It was, as I have said, a shame that Lindsay couldn't bring the GP Opel (one of these 4 1/2-litre cars was 10th in that great, dramatic 1914 battle at Lyons). The highly polished Th. Schneider was out again, a car comprising two mated parts, engine and chassis, so not actually a genuine GP racer, although its exciting bolster-tank decors fools some people. Hickling's yellow Dodge is as familiar as old parchment. Craig Collings was out in his father's nice comfortable touring 4.7-litre Brixia-Zust that spent so many years in Wales, and Barry Clarke's new find, a pointed radiator four-seater Metallurgigue, although it became too excited this time and mashed its timing-gears, will have its day, if Barry goes on working on it. Of the two Renaults, Harrison's is the well-known 'half-size' replica of Szisz's 1906 GP winner, which as Agatha — that Scarlet Woman enlivened the then newly instituted VSCC 1905-1914 class before Hitler stopped play for a while, and Winn had the job driven in trials by Harris, which looks as if it may at one time have carried a garage breakdown crane. Barry was out of luck, as Jane Tomlinson led well until his little Singer he had lent her expired after two circuits. It has been reliable in DTs etc but is another mod-job.

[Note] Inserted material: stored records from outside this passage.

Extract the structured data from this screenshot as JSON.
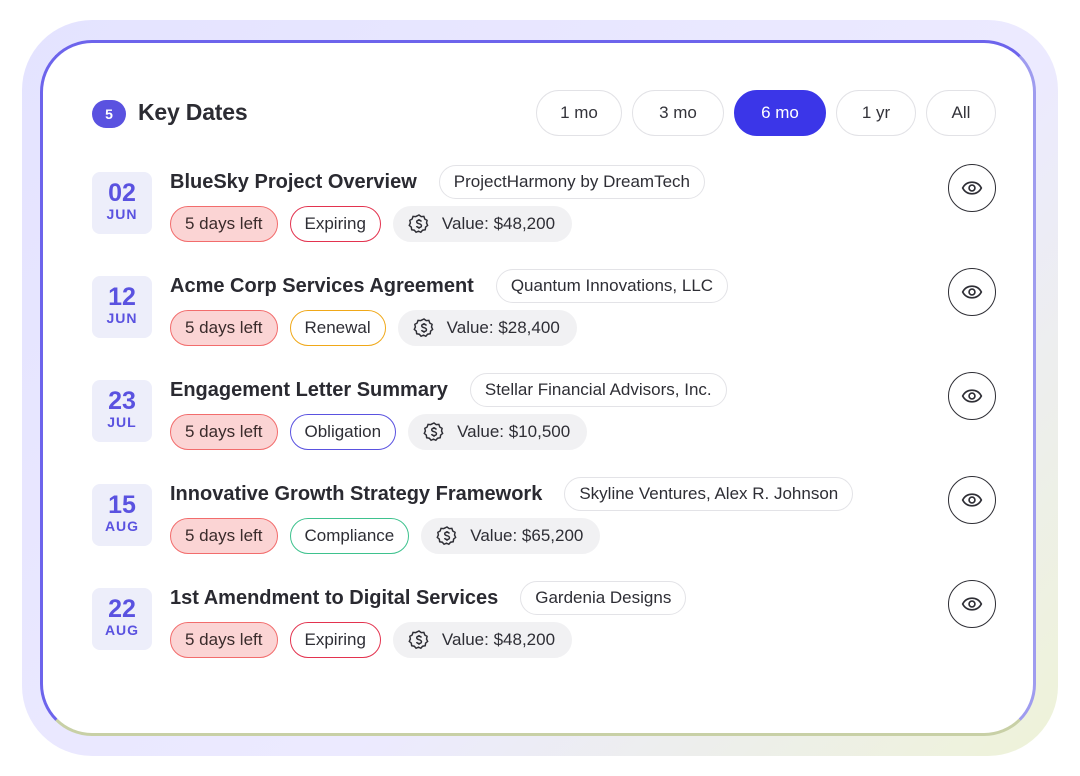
{
  "header": {
    "count": "5",
    "title": "Key Dates"
  },
  "filters": [
    {
      "label": "1 mo",
      "active": false
    },
    {
      "label": "3 mo",
      "active": false
    },
    {
      "label": "6 mo",
      "active": true
    },
    {
      "label": "1 yr",
      "active": false
    },
    {
      "label": "All",
      "active": false
    }
  ],
  "colors": {
    "accent": "#3b36e8",
    "badge": "#5a52e0",
    "date_bg": "#edeefa",
    "days_left_bg": "#fbd4d4",
    "days_left_border": "#f26c6c",
    "tag_expiring": "#e3334f",
    "tag_renewal": "#f0a818",
    "tag_obligation": "#5a52e0",
    "tag_compliance": "#3ec28e"
  },
  "icons": {
    "value": "dollar-circle-icon",
    "view": "eye-icon"
  },
  "items": [
    {
      "day": "02",
      "month": "JUN",
      "title": "BlueSky Project Overview",
      "company": "ProjectHarmony by DreamTech",
      "days_left": "5 days left",
      "tag": "Expiring",
      "tag_color": "#e3334f",
      "value": "Value: $48,200"
    },
    {
      "day": "12",
      "month": "JUN",
      "title": "Acme Corp Services Agreement",
      "company": "Quantum Innovations, LLC",
      "days_left": "5 days left",
      "tag": "Renewal",
      "tag_color": "#f0a818",
      "value": "Value: $28,400"
    },
    {
      "day": "23",
      "month": "JUL",
      "title": "Engagement Letter Summary",
      "company": "Stellar Financial Advisors, Inc.",
      "days_left": "5 days left",
      "tag": "Obligation",
      "tag_color": "#5a52e0",
      "value": "Value: $10,500"
    },
    {
      "day": "15",
      "month": "AUG",
      "title": "Innovative Growth Strategy Framework",
      "company": "Skyline Ventures, Alex R. Johnson",
      "days_left": "5 days left",
      "tag": "Compliance",
      "tag_color": "#3ec28e",
      "value": "Value: $65,200"
    },
    {
      "day": "22",
      "month": "AUG",
      "title": "1st Amendment to Digital Services",
      "company": "Gardenia Designs",
      "days_left": "5 days left",
      "tag": "Expiring",
      "tag_color": "#e3334f",
      "value": "Value: $48,200"
    }
  ]
}
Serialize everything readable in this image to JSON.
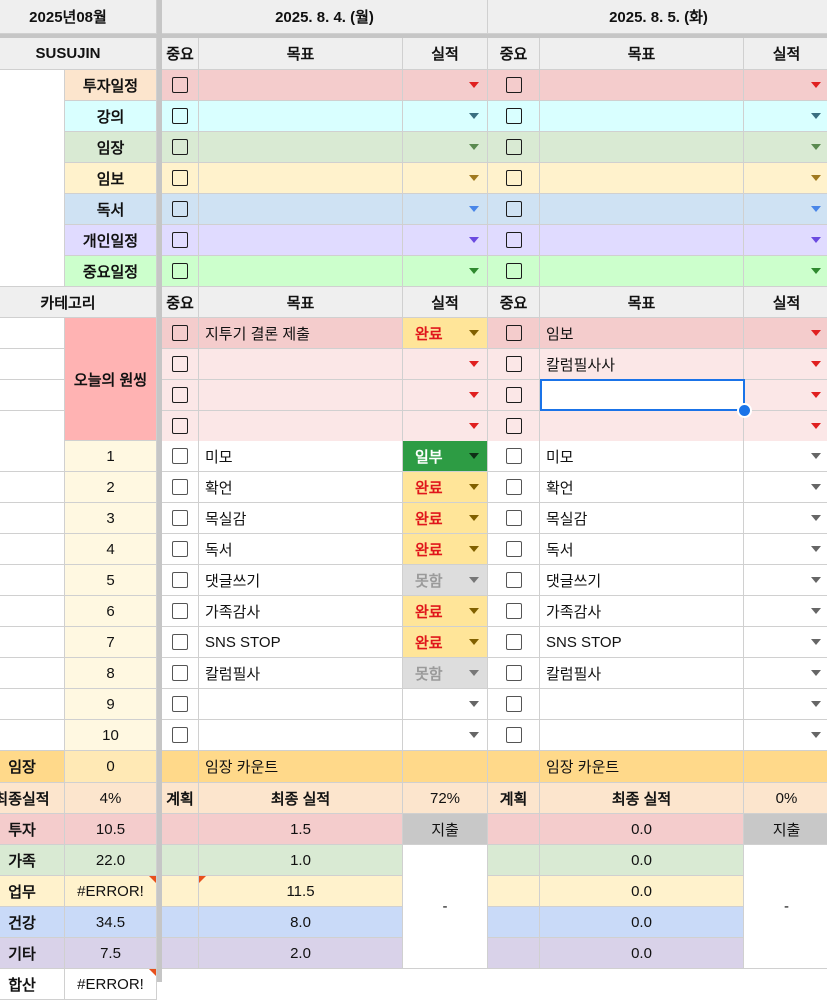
{
  "month_title": "2025년08월",
  "user_name": "SUSUJIN",
  "category_header": "카테고리",
  "days": [
    {
      "date": "2025. 8. 4. (월)"
    },
    {
      "date": "2025. 8. 5. (화)"
    }
  ],
  "col_headers": {
    "importance": "중요",
    "goal": "목표",
    "result": "실적"
  },
  "schedule_categories": [
    "투자일정",
    "강의",
    "임장",
    "임보",
    "독서",
    "개인일정",
    "중요일정"
  ],
  "schedule_colors": [
    "#f4cccc",
    "#d9ffff",
    "#d9ead3",
    "#fff2cc",
    "#cfe2f3",
    "#e0dbff",
    "#ccffcc"
  ],
  "label_colors": [
    "#fce5cd",
    "#d9ffff",
    "#d9ead3",
    "#fff2cc",
    "#cfe2f3",
    "#e0dbff",
    "#ccffcc"
  ],
  "arrow_colors": [
    "#e02020",
    "#3a6f80",
    "#5a8a50",
    "#a07a20",
    "#4a86e8",
    "#6b4be0",
    "#2e8a2e"
  ],
  "wish_label": "오늘의 원씽",
  "wish_rows": [
    {
      "d1_goal": "지투기 결론 제출",
      "d1_result": "완료",
      "d2_goal": "임보",
      "d2_result": ""
    },
    {
      "d1_goal": "",
      "d1_result": "",
      "d2_goal": "칼럼필사사",
      "d2_result": ""
    },
    {
      "d1_goal": "",
      "d1_result": "",
      "d2_goal": "",
      "d2_result": ""
    },
    {
      "d1_goal": "",
      "d1_result": "",
      "d2_goal": "",
      "d2_result": ""
    }
  ],
  "habits": [
    {
      "num": "1",
      "d1_goal": "미모",
      "d1_result": "일부",
      "d2_goal": "미모"
    },
    {
      "num": "2",
      "d1_goal": "확언",
      "d1_result": "완료",
      "d2_goal": "확언"
    },
    {
      "num": "3",
      "d1_goal": "목실감",
      "d1_result": "완료",
      "d2_goal": "목실감"
    },
    {
      "num": "4",
      "d1_goal": "독서",
      "d1_result": "완료",
      "d2_goal": "독서"
    },
    {
      "num": "5",
      "d1_goal": "댓글쓰기",
      "d1_result": "못함",
      "d2_goal": "댓글쓰기"
    },
    {
      "num": "6",
      "d1_goal": "가족감사",
      "d1_result": "완료",
      "d2_goal": "가족감사"
    },
    {
      "num": "7",
      "d1_goal": "SNS STOP",
      "d1_result": "완료",
      "d2_goal": "SNS STOP"
    },
    {
      "num": "8",
      "d1_goal": "칼럼필사",
      "d1_result": "못함",
      "d2_goal": "칼럼필사"
    },
    {
      "num": "9",
      "d1_goal": "",
      "d1_result": "",
      "d2_goal": ""
    },
    {
      "num": "10",
      "d1_goal": "",
      "d1_result": "",
      "d2_goal": ""
    }
  ],
  "imjang": {
    "label": "임장",
    "count": "0",
    "d1_text": "임장 카운트",
    "d2_text": "임장 카운트"
  },
  "final": {
    "label": "최종실적",
    "pct": "4%",
    "plan_label": "계획",
    "final_label": "최종 실적",
    "d1_pct": "72%",
    "d2_pct": "0%"
  },
  "stats": [
    {
      "label": "투자",
      "value": "10.5",
      "d1": "1.5",
      "d2": "0.0",
      "color": "#f4cccc"
    },
    {
      "label": "가족",
      "value": "22.0",
      "d1": "1.0",
      "d2": "0.0",
      "color": "#d9ead3"
    },
    {
      "label": "업무",
      "value": "#ERROR!",
      "d1": "11.5",
      "d2": "0.0",
      "color": "#fff2cc"
    },
    {
      "label": "건강",
      "value": "34.5",
      "d1": "8.0",
      "d2": "0.0",
      "color": "#c9daf8"
    },
    {
      "label": "기타",
      "value": "7.5",
      "d1": "2.0",
      "d2": "0.0",
      "color": "#d9d2e9"
    },
    {
      "label": "합산",
      "value": "#ERROR!",
      "d1": "",
      "d2": "",
      "color": "#ffffff"
    }
  ],
  "spend_label": "지출",
  "spend_value": "-"
}
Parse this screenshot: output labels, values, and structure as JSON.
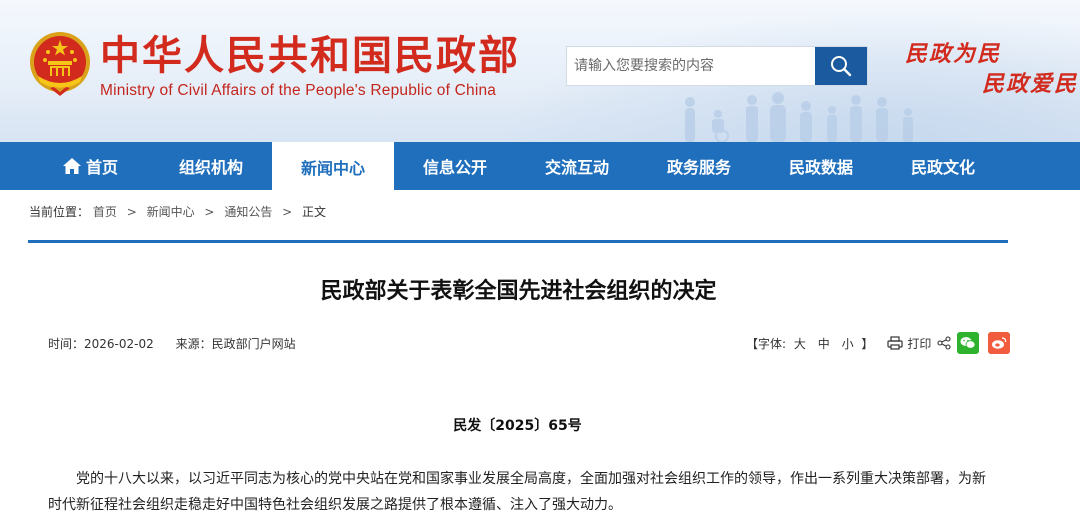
{
  "header": {
    "site_title": "中华人民共和国民政部",
    "site_subtitle": "Ministry of Civil Affairs of the People's Republic of China",
    "search_placeholder": "请输入您要搜索的内容",
    "slogan_line1": "民政为民",
    "slogan_line2": "民政爱民"
  },
  "nav": {
    "items": [
      {
        "label": "首页",
        "icon": "home-icon"
      },
      {
        "label": "组织机构"
      },
      {
        "label": "新闻中心",
        "active": true
      },
      {
        "label": "信息公开"
      },
      {
        "label": "交流互动"
      },
      {
        "label": "政务服务"
      },
      {
        "label": "民政数据"
      },
      {
        "label": "民政文化"
      }
    ]
  },
  "breadcrumb": {
    "prefix": "当前位置：",
    "items": [
      "首页",
      "新闻中心",
      "通知公告",
      "正文"
    ]
  },
  "article": {
    "title": "民政部关于表彰全国先进社会组织的决定",
    "time_label": "时间：",
    "time": "2026-02-02",
    "source_label": "来源：",
    "source": "民政部门户网站",
    "font_size_open": "【字体:",
    "font_large": "大",
    "font_medium": "中",
    "font_small": "小",
    "font_size_close": "】",
    "print_label": "打印",
    "doc_number": "民发〔2025〕65号",
    "paragraph": "党的十八大以来，以习近平同志为核心的党中央站在党和国家事业发展全局高度，全面加强对社会组织工作的领导，作出一系列重大决策部署，为新时代新征程社会组织走稳走好中国特色社会组织发展之路提供了根本遵循、注入了强大动力。"
  },
  "colors": {
    "brand_red": "#d22b1e",
    "nav_blue": "#1f6fbd",
    "search_button": "#1b5a9e",
    "wechat_green": "#2fb32f",
    "weibo_orange": "#f15b3e"
  }
}
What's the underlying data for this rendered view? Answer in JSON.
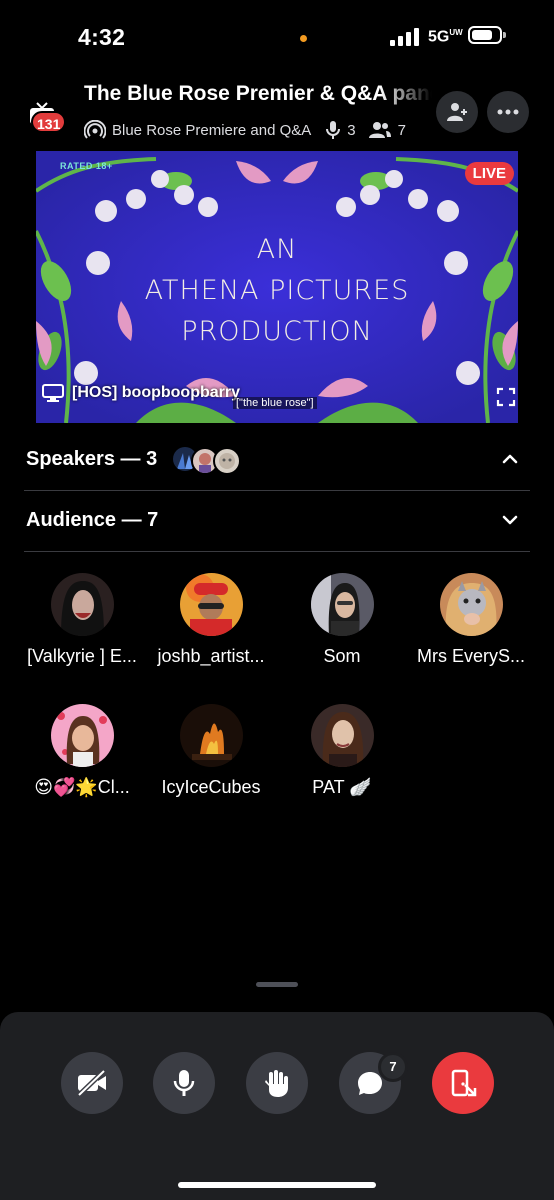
{
  "status_bar": {
    "time": "4:32",
    "network": "5G",
    "network_sup": "UW",
    "battery_level": 0.75
  },
  "header": {
    "title": "The Blue Rose Premier & Q&A panel",
    "notification_count": "131",
    "stage_name": "Blue Rose Premiere and Q&A",
    "speakers_count": "3",
    "listeners_count": "7"
  },
  "stream": {
    "rated": "RATED 18+",
    "production_lines": [
      "AN",
      "ATHENA PICTURES",
      "PRODUCTION"
    ],
    "live_label": "LIVE",
    "streamer": "[HOS] boopboopbarry",
    "caption": "[\"the blue rose\"]"
  },
  "sections": {
    "speakers_label": "Speakers — 3",
    "audience_label": "Audience — 7"
  },
  "audience": [
    {
      "name": "[Valkyrie ] E...",
      "avatar_bg": "#2a2020"
    },
    {
      "name": "joshb_artist...",
      "avatar_bg": "#e8a035"
    },
    {
      "name": "Som",
      "avatar_bg": "#4a4a58"
    },
    {
      "name": "Mrs EveryS...",
      "avatar_bg": "#c88a5a"
    },
    {
      "name": "😍💞🌟Cl...",
      "avatar_bg": "#f4a6c8"
    },
    {
      "name": "IcyIceCubes",
      "avatar_bg": "#1a0e08"
    },
    {
      "name": "PAT 🪽",
      "avatar_bg": "#3a2a28"
    }
  ],
  "controls": {
    "chat_count": "7"
  },
  "colors": {
    "accent_red": "#ea3a3e",
    "panel": "#1e1f22",
    "button": "#3b3d44"
  },
  "icons": [
    "tv-icon",
    "stage-icon",
    "mic-icon",
    "people-icon",
    "invite-icon",
    "more-icon",
    "monitor-icon",
    "fullscreen-icon",
    "chevron-up-icon",
    "chevron-down-icon",
    "video-off-icon",
    "raise-hand-icon",
    "chat-icon",
    "leave-icon"
  ]
}
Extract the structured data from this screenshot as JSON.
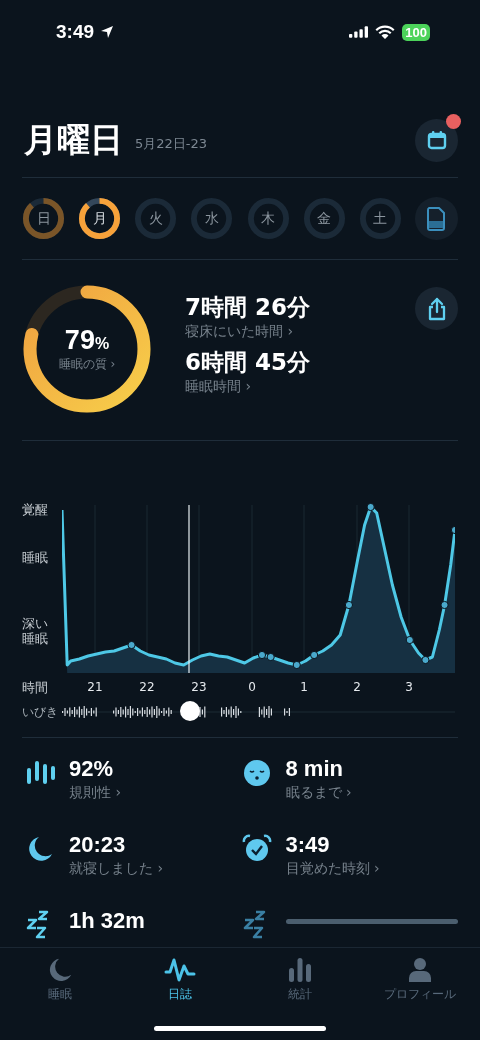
{
  "status_bar": {
    "time": "3:49",
    "battery": "100"
  },
  "header": {
    "title": "月曜日",
    "date_range": "5月22日-23",
    "calendar_badge": true
  },
  "days": [
    {
      "label": "日",
      "recorded": true,
      "selected": false
    },
    {
      "label": "月",
      "recorded": true,
      "selected": true
    },
    {
      "label": "火",
      "recorded": false,
      "selected": false
    },
    {
      "label": "水",
      "recorded": false,
      "selected": false
    },
    {
      "label": "木",
      "recorded": false,
      "selected": false
    },
    {
      "label": "金",
      "recorded": false,
      "selected": false
    },
    {
      "label": "土",
      "recorded": false,
      "selected": false
    }
  ],
  "summary": {
    "quality": {
      "value": "79",
      "unit": "%",
      "label": "睡眠の質 ›"
    },
    "metrics": [
      {
        "value": "7時間 26分",
        "label": "寝床にいた時間 ›"
      },
      {
        "value": "6時間 45分",
        "label": "睡眠時間 ›"
      }
    ]
  },
  "hypnogram": {
    "stages": [
      "覚醒",
      "睡眠",
      "深い睡眠"
    ],
    "time_label": "時間",
    "hours": [
      "21",
      "22",
      "23",
      "0",
      "1",
      "2",
      "3"
    ],
    "snore_label": "いびき"
  },
  "stats": [
    {
      "kind": "value",
      "value": "92%",
      "label": "規則性 ›"
    },
    {
      "kind": "value",
      "value": "8 min",
      "label": "眠るまで ›"
    },
    {
      "kind": "value",
      "value": "20:23",
      "label": "就寝しました ›"
    },
    {
      "kind": "value",
      "value": "3:49",
      "label": "目覚めた時刻 ›"
    },
    {
      "kind": "value",
      "value": "1h 32m"
    },
    {
      "kind": "loading"
    }
  ],
  "tab_bar": [
    {
      "label": "睡眠",
      "selected": false
    },
    {
      "label": "日誌",
      "selected": true
    },
    {
      "label": "統計",
      "selected": false
    },
    {
      "label": "プロフィール",
      "selected": false
    }
  ]
}
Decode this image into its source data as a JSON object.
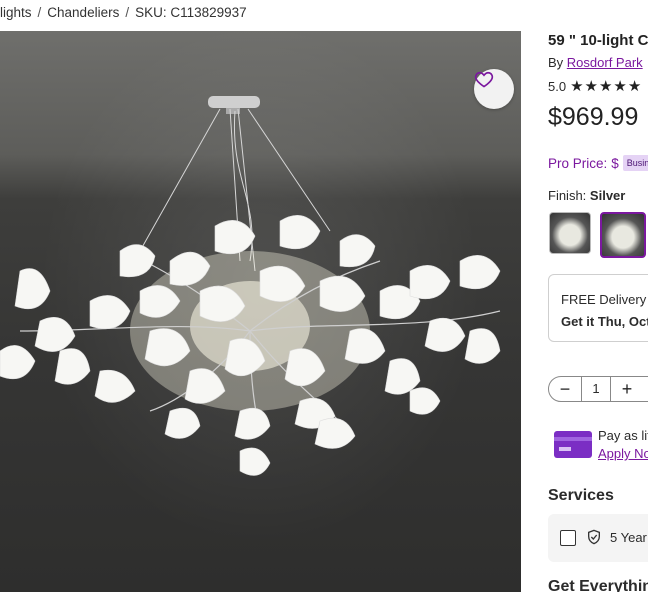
{
  "breadcrumb": {
    "items": [
      "lights",
      "Chandeliers",
      "SKU: C113829937"
    ],
    "separator": "/"
  },
  "product": {
    "title": "59 \" 10-light C",
    "by_prefix": "By",
    "brand": "Rosdorf Park",
    "rating_value": "5.0",
    "stars": "★★★★★",
    "rating_stars": 5,
    "price": "$969.99",
    "pro_price_label": "Pro Price:",
    "pro_price_value": "$",
    "pro_badge": "Busin",
    "finish_label": "Finish:",
    "finish_value": "Silver"
  },
  "delivery": {
    "line1": "FREE Delivery",
    "line2": "Get it Thu, Oct"
  },
  "quantity": {
    "minus": "−",
    "value": "1",
    "plus": "+"
  },
  "pay_later": {
    "line1": "Pay as lit",
    "link": "Apply No"
  },
  "services": {
    "heading": "Services",
    "protection_label": "5 Year"
  },
  "get_everything": {
    "heading": "Get Everythin"
  },
  "colors": {
    "accent": "#7b189f",
    "badge_bg": "#e5d3f5"
  },
  "icons": {
    "favorite": "heart-icon",
    "card": "credit-card-icon",
    "shield": "shield-check-icon"
  }
}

Newell had brought a smart 1908 3-litre A-type Vauxhall tourer all the way from New Zealand and very well it went. Ryder-Richardson occupied the lofty driving throne of his monster-9125cc Daimler, one of the first of these Coventry cars to have the Knight double-sleeve-valve motor, as we were reminded by a smoke screen in the starting-enclosure until he turned off the oil. Gordon was a courageous man to race a Tamplin — from memories of riding in one in MCC trials it was brave indeed! — but Mark Walker's T-head Alfonso Hispano Suiza looked just the job, and these Hispanos used to go surprisingly fast round Brooklands. This, too, was listed as modified — could the spartan coachwork be the reason? Hamilton-Gould had a comparatively small engined car in the guise of his 1909 Darracq, yet it went quickly enough to net him second place, sandwiched between the two racing Sunbeams. Of Bryden's 1913 Overland there wasn't a sign.
Although this was a handicap contest I append what would have happened had it been a scratch race, based on fastest race laps. After all, in the 1912 French GP a tiny Mathis competed against the 14-litre Fiat and 15-litre Lorraine-Dietrich cars (it wasn't quite last, either), and this happened again in 1921. WB
1. Walker (1908 12.8-litre Panhard Levassor) 2 min. 37.3sec 63.37 mph
2. Clutton (1908 12-litre Itala) 2 min. 43.8sec 60.85 mph
3. Collings (1903 9.2-litre Mercedes) 2 min. 49.9 sec 58.67 mph